(Interface dataset entries)
※
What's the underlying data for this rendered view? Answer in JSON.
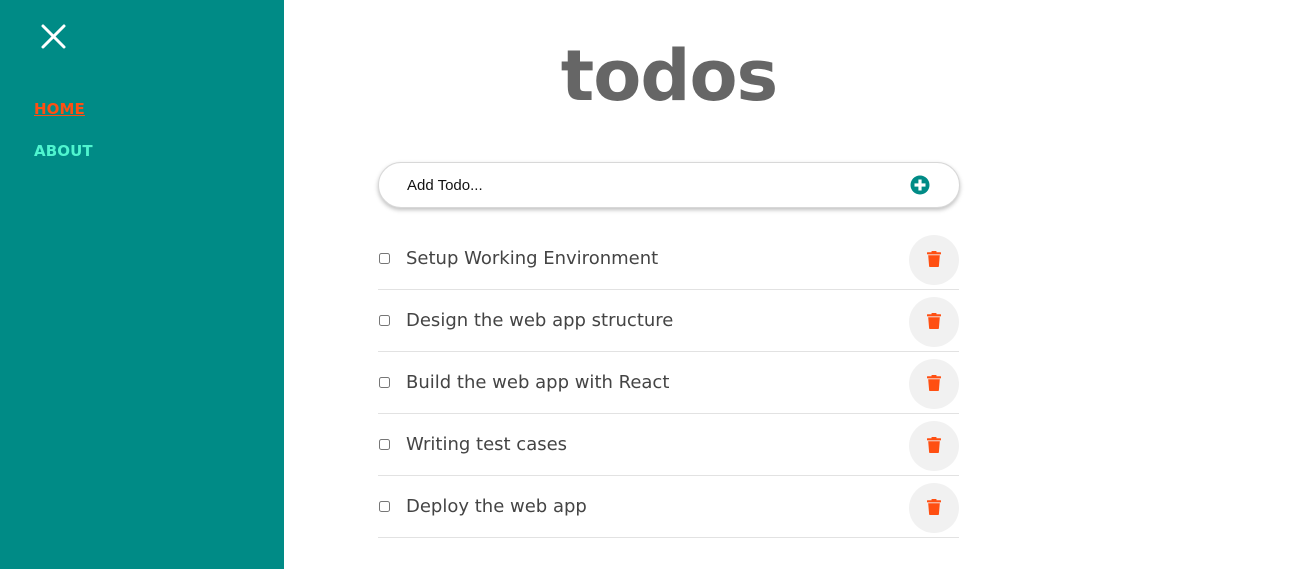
{
  "sidebar": {
    "close_icon": "close-icon",
    "nav": [
      {
        "label": "HOME",
        "active": true,
        "color": "#ff4f12"
      },
      {
        "label": "ABOUT",
        "active": false,
        "color": "#4ff5cf"
      }
    ],
    "background": "#008b86"
  },
  "main": {
    "title": "todos",
    "add_todo": {
      "placeholder": "Add Todo...",
      "button_icon": "plus-circle-icon",
      "accent": "#008b86"
    },
    "todos": [
      {
        "text": "Setup Working Environment",
        "checked": false
      },
      {
        "text": "Design the web app structure",
        "checked": false
      },
      {
        "text": "Build the web app with React",
        "checked": false
      },
      {
        "text": "Writing test cases",
        "checked": false
      },
      {
        "text": "Deploy the web app",
        "checked": false
      }
    ],
    "delete_icon": "trash-icon",
    "delete_color": "#ff4f12"
  }
}
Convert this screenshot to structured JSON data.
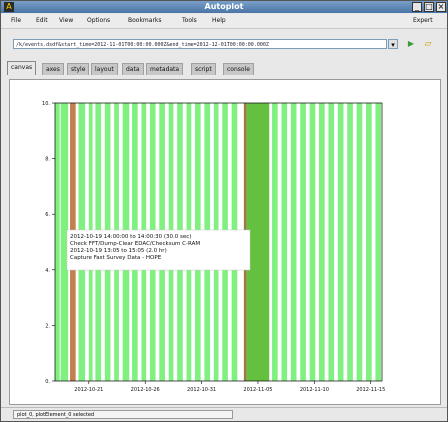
{
  "window": {
    "title": "Autoplot"
  },
  "menubar": {
    "items": [
      "File",
      "Edit",
      "View",
      "Options",
      "Bookmarks",
      "Tools",
      "Help"
    ],
    "expert": "Expert"
  },
  "url": {
    "value": "/k/events.dsdf&start_time=2012-11-01T00:00:00.000Z&end_time=2012-12-01T00:00:00.000Z"
  },
  "tabs": [
    "canvas",
    "axes",
    "style",
    "layout",
    "data",
    "metadata",
    "script",
    "console"
  ],
  "active_tab": "canvas",
  "plot": {
    "annotation": [
      "2012-10-19 14:00:00 to 14:00:30 (30.0 sec)",
      "Check FFT/Dump-Clear EDAC/Checksum C-RAM",
      "2012-10-19 13:05 to 15:05 (2.0 hr)",
      "Capture Fast Survey Data - HOPE"
    ]
  },
  "status": "plot_0, plotElement_0 selected",
  "colors": {
    "green": "#80f080",
    "dark_green": "#66c040",
    "brown": "#c08050",
    "dark_brown": "#9a7a40"
  },
  "chart_data": {
    "type": "event-timeline",
    "x_tick_labels": [
      "2012-10-21",
      "2012-10-26",
      "2012-10-31",
      "2012-11-05",
      "2012-11-10",
      "2012-11-15"
    ],
    "y_tick_labels": [
      "0",
      "2",
      "4",
      "6",
      "8",
      "10"
    ],
    "ylim": [
      0,
      10
    ],
    "xlim": [
      "2012-10-18",
      "2012-11-16"
    ],
    "events": [
      {
        "start": "2012-10-18T00:00",
        "end": "2012-10-18T10:00",
        "kind": "green"
      },
      {
        "start": "2012-10-18T12:00",
        "end": "2012-10-19T04:00",
        "kind": "green"
      },
      {
        "start": "2012-10-19T08:00",
        "end": "2012-10-19T20:00",
        "kind": "brown"
      },
      {
        "start": "2012-10-20T02:00",
        "end": "2012-10-20T16:00",
        "kind": "green"
      },
      {
        "start": "2012-10-21T00:00",
        "end": "2012-10-21T08:00",
        "kind": "green"
      },
      {
        "start": "2012-10-21T14:00",
        "end": "2012-10-22T02:00",
        "kind": "green"
      },
      {
        "start": "2012-10-22T10:00",
        "end": "2012-10-22T22:00",
        "kind": "green"
      },
      {
        "start": "2012-10-23T06:00",
        "end": "2012-10-23T16:00",
        "kind": "green"
      },
      {
        "start": "2012-10-24T00:00",
        "end": "2012-10-24T14:00",
        "kind": "green"
      },
      {
        "start": "2012-10-24T20:00",
        "end": "2012-10-25T08:00",
        "kind": "green"
      },
      {
        "start": "2012-10-25T16:00",
        "end": "2012-10-26T02:00",
        "kind": "green"
      },
      {
        "start": "2012-10-26T10:00",
        "end": "2012-10-26T22:00",
        "kind": "green"
      },
      {
        "start": "2012-10-27T06:00",
        "end": "2012-10-27T18:00",
        "kind": "green"
      },
      {
        "start": "2012-10-28T02:00",
        "end": "2012-10-28T12:00",
        "kind": "green"
      },
      {
        "start": "2012-10-28T20:00",
        "end": "2012-10-29T08:00",
        "kind": "green"
      },
      {
        "start": "2012-10-29T16:00",
        "end": "2012-10-30T02:00",
        "kind": "green"
      },
      {
        "start": "2012-10-30T10:00",
        "end": "2012-10-30T22:00",
        "kind": "green"
      },
      {
        "start": "2012-10-31T06:00",
        "end": "2012-10-31T18:00",
        "kind": "green"
      },
      {
        "start": "2012-11-01T02:00",
        "end": "2012-11-01T12:00",
        "kind": "green"
      },
      {
        "start": "2012-11-01T20:00",
        "end": "2012-11-02T08:00",
        "kind": "green"
      },
      {
        "start": "2012-11-02T16:00",
        "end": "2012-11-03T04:00",
        "kind": "green"
      },
      {
        "start": "2012-11-03T18:00",
        "end": "2012-11-04T00:00",
        "kind": "dark_brown"
      },
      {
        "start": "2012-11-04T00:00",
        "end": "2012-11-06T00:00",
        "kind": "dark_green"
      },
      {
        "start": "2012-11-06T06:00",
        "end": "2012-11-06T18:00",
        "kind": "green"
      },
      {
        "start": "2012-11-07T02:00",
        "end": "2012-11-07T14:00",
        "kind": "green"
      },
      {
        "start": "2012-11-07T22:00",
        "end": "2012-11-08T10:00",
        "kind": "green"
      },
      {
        "start": "2012-11-08T18:00",
        "end": "2012-11-09T06:00",
        "kind": "green"
      },
      {
        "start": "2012-11-09T14:00",
        "end": "2012-11-10T02:00",
        "kind": "green"
      },
      {
        "start": "2012-11-10T10:00",
        "end": "2012-11-10T22:00",
        "kind": "green"
      },
      {
        "start": "2012-11-11T06:00",
        "end": "2012-11-11T18:00",
        "kind": "green"
      },
      {
        "start": "2012-11-12T02:00",
        "end": "2012-11-12T14:00",
        "kind": "green"
      },
      {
        "start": "2012-11-12T22:00",
        "end": "2012-11-13T10:00",
        "kind": "green"
      },
      {
        "start": "2012-11-13T18:00",
        "end": "2012-11-14T06:00",
        "kind": "green"
      },
      {
        "start": "2012-11-14T14:00",
        "end": "2012-11-15T02:00",
        "kind": "green"
      },
      {
        "start": "2012-11-15T10:00",
        "end": "2012-11-15T22:00",
        "kind": "green"
      }
    ]
  }
}
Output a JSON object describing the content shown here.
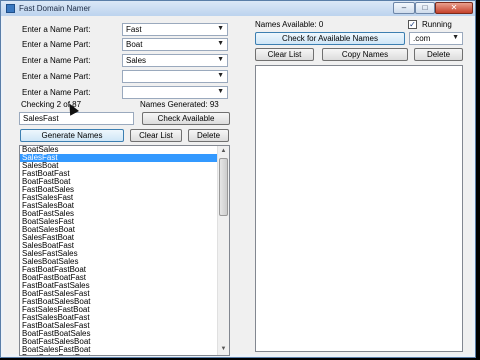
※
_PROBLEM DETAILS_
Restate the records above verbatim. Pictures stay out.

_EXERCISE ANSWER_
What's the underlying data for this rendered view? Answer in JSON.
{
  "sidebar": {
    "close_icon": "close-icon",
    "nav": [
      {
        "label": "HOME",
        "active": true,
        "color": "#ff4f12"
      },
      {
        "label": "ABOUT",
        "active": false,
        "color": "#4ff5cf"
      }
    ],
    "background": "#008b86"
  },
  "main": {
    "title": "todos",
    "add_todo": {
      "placeholder": "Add Todo...",
      "button_icon": "plus-circle-icon",
      "accent": "#008b86"
    },
    "todos": [
      {
        "text": "Setup Working Environment",
        "checked": false
      },
      {
        "text": "Design the web app structure",
        "checked": false
      },
      {
        "text": "Build the web app with React",
        "checked": false
      },
      {
        "text": "Writing test cases",
        "checked": false
      },
      {
        "text": "Deploy the web app",
        "checked": false
      }
    ],
    "delete_icon": "trash-icon",
    "delete_color": "#ff4f12"
  }
}
Convert this screenshot to structured JSON data.
{
  "window": {
    "title": "Autoplot"
  },
  "menubar": {
    "items": [
      "File",
      "Edit",
      "View",
      "Options",
      "Bookmarks",
      "Tools",
      "Help"
    ],
    "expert": "Expert"
  },
  "url": {
    "value": "/k/events.dsdf&start_time=2012-11-01T00:00:00.000Z&end_time=2012-12-01T00:00:00.000Z"
  },
  "tabs": [
    "canvas",
    "axes",
    "style",
    "layout",
    "data",
    "metadata",
    "script",
    "console"
  ],
  "active_tab": "canvas",
  "plot": {
    "annotation": [
      "2012-10-19 14:00:00 to 14:00:30 (30.0 sec)",
      "Check FFT/Dump-Clear EDAC/Checksum C-RAM",
      "2012-10-19 13:05 to 15:05 (2.0 hr)",
      "Capture Fast Survey Data - HOPE"
    ]
  },
  "status": "plot_0, plotElement_0 selected",
  "colors": {
    "green": "#80f080",
    "dark_green": "#66c040",
    "brown": "#c08050",
    "dark_brown": "#9a7a40"
  },
  "chart_data": {
    "type": "event-timeline",
    "x_tick_labels": [
      "2012-10-21",
      "2012-10-26",
      "2012-10-31",
      "2012-11-05",
      "2012-11-10",
      "2012-11-15"
    ],
    "y_tick_labels": [
      "0",
      "2",
      "4",
      "6",
      "8",
      "10"
    ],
    "ylim": [
      0,
      10
    ],
    "xlim": [
      "2012-10-18",
      "2012-11-16"
    ],
    "events": [
      {
        "start": "2012-10-18T00:00",
        "end": "2012-10-18T10:00",
        "kind": "green"
      },
      {
        "start": "2012-10-18T12:00",
        "end": "2012-10-19T04:00",
        "kind": "green"
      },
      {
        "start": "2012-10-19T08:00",
        "end": "2012-10-19T20:00",
        "kind": "brown"
      },
      {
        "start": "2012-10-20T02:00",
        "end": "2012-10-20T16:00",
        "kind": "green"
      },
      {
        "start": "2012-10-21T00:00",
        "end": "2012-10-21T08:00",
        "kind": "green"
      },
      {
        "start": "2012-10-21T14:00",
        "end": "2012-10-22T02:00",
        "kind": "green"
      },
      {
        "start": "2012-10-22T10:00",
        "end": "2012-10-22T22:00",
        "kind": "green"
      },
      {
        "start": "2012-10-23T06:00",
        "end": "2012-10-23T16:00",
        "kind": "green"
      },
      {
        "start": "2012-10-24T00:00",
        "end": "2012-10-24T14:00",
        "kind": "green"
      },
      {
        "start": "2012-10-24T20:00",
        "end": "2012-10-25T08:00",
        "kind": "green"
      },
      {
        "start": "2012-10-25T16:00",
        "end": "2012-10-26T02:00",
        "kind": "green"
      },
      {
        "start": "2012-10-26T10:00",
        "end": "2012-10-26T22:00",
        "kind": "green"
      },
      {
        "start": "2012-10-27T06:00",
        "end": "2012-10-27T18:00",
        "kind": "green"
      },
      {
        "start": "2012-10-28T02:00",
        "end": "2012-10-28T12:00",
        "kind": "green"
      },
      {
        "start": "2012-10-28T20:00",
        "end": "2012-10-29T08:00",
        "kind": "green"
      },
      {
        "start": "2012-10-29T16:00",
        "end": "2012-10-30T02:00",
        "kind": "green"
      },
      {
        "start": "2012-10-30T10:00",
        "end": "2012-10-30T22:00",
        "kind": "green"
      },
      {
        "start": "2012-10-31T06:00",
        "end": "2012-10-31T18:00",
        "kind": "green"
      },
      {
        "start": "2012-11-01T02:00",
        "end": "2012-11-01T12:00",
        "kind": "green"
      },
      {
        "start": "2012-11-01T20:00",
        "end": "2012-11-02T08:00",
        "kind": "green"
      },
      {
        "start": "2012-11-02T16:00",
        "end": "2012-11-03T04:00",
        "kind": "green"
      },
      {
        "start": "2012-11-03T18:00",
        "end": "2012-11-04T00:00",
        "kind": "dark_brown"
      },
      {
        "start": "2012-11-04T00:00",
        "end": "2012-11-06T00:00",
        "kind": "dark_green"
      },
      {
        "start": "2012-11-06T06:00",
        "end": "2012-11-06T18:00",
        "kind": "green"
      },
      {
        "start": "2012-11-07T02:00",
        "end": "2012-11-07T14:00",
        "kind": "green"
      },
      {
        "start": "2012-11-07T22:00",
        "end": "2012-11-08T10:00",
        "kind": "green"
      },
      {
        "start": "2012-11-08T18:00",
        "end": "2012-11-09T06:00",
        "kind": "green"
      },
      {
        "start": "2012-11-09T14:00",
        "end": "2012-11-10T02:00",
        "kind": "green"
      },
      {
        "start": "2012-11-10T10:00",
        "end": "2012-11-10T22:00",
        "kind": "green"
      },
      {
        "start": "2012-11-11T06:00",
        "end": "2012-11-11T18:00",
        "kind": "green"
      },
      {
        "start": "2012-11-12T02:00",
        "end": "2012-11-12T14:00",
        "kind": "green"
      },
      {
        "start": "2012-11-12T22:00",
        "end": "2012-11-13T10:00",
        "kind": "green"
      },
      {
        "start": "2012-11-13T18:00",
        "end": "2012-11-14T06:00",
        "kind": "green"
      },
      {
        "start": "2012-11-14T14:00",
        "end": "2012-11-15T02:00",
        "kind": "green"
      },
      {
        "start": "2012-11-15T10:00",
        "end": "2012-11-15T22:00",
        "kind": "green"
      }
    ]
  }
}
Output a JSON object describing the content shown here.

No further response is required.